◆ **Instructions for the task**: Scan the entries for the word "this". Every line that has it should be copied.

════

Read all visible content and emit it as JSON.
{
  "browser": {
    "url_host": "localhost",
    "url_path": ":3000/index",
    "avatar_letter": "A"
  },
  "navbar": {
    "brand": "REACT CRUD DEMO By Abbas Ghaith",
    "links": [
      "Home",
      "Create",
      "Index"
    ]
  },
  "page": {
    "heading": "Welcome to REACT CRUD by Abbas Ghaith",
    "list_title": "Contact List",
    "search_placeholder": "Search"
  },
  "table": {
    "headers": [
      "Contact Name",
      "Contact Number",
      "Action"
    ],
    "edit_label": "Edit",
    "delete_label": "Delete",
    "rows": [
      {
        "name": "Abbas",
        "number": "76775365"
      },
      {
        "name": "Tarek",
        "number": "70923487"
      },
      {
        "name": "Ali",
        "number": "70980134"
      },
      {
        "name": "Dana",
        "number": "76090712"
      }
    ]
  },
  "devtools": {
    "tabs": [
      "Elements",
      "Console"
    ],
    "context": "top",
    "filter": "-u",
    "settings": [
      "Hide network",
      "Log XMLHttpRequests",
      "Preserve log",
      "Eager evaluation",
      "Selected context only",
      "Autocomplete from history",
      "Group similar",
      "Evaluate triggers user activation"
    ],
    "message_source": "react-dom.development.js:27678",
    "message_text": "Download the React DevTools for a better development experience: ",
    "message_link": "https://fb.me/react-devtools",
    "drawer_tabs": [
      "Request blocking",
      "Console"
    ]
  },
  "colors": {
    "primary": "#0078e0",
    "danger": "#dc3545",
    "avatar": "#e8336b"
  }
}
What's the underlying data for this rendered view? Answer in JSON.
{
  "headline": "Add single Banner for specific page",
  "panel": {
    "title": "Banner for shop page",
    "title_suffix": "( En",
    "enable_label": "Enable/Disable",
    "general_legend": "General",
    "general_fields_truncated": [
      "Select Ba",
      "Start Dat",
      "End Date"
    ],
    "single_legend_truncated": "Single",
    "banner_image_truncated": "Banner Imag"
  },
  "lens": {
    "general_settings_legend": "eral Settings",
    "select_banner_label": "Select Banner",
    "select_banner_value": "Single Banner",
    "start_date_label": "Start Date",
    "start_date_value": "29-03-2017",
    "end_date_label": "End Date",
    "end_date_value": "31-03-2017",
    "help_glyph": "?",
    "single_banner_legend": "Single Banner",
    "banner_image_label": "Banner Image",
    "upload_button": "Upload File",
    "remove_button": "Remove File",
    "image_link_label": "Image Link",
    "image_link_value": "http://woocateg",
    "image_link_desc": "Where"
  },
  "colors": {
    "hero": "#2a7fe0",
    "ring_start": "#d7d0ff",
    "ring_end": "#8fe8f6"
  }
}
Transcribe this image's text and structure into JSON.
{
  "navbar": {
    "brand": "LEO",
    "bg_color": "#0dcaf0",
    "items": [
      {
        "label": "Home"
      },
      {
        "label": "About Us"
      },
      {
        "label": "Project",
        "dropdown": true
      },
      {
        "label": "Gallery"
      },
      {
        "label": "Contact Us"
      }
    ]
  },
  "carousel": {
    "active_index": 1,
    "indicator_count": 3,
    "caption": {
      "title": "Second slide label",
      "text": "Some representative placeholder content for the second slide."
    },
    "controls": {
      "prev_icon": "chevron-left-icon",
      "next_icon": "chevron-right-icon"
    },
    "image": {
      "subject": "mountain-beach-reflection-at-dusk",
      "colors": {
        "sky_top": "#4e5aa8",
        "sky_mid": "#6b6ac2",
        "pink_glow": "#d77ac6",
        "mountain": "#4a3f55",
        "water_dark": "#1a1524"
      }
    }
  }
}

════

◆ **Completed exercise**:
What's the underlying data for this rendered view? Answer in JSON.
Transcribe this image's text and structure into JSON.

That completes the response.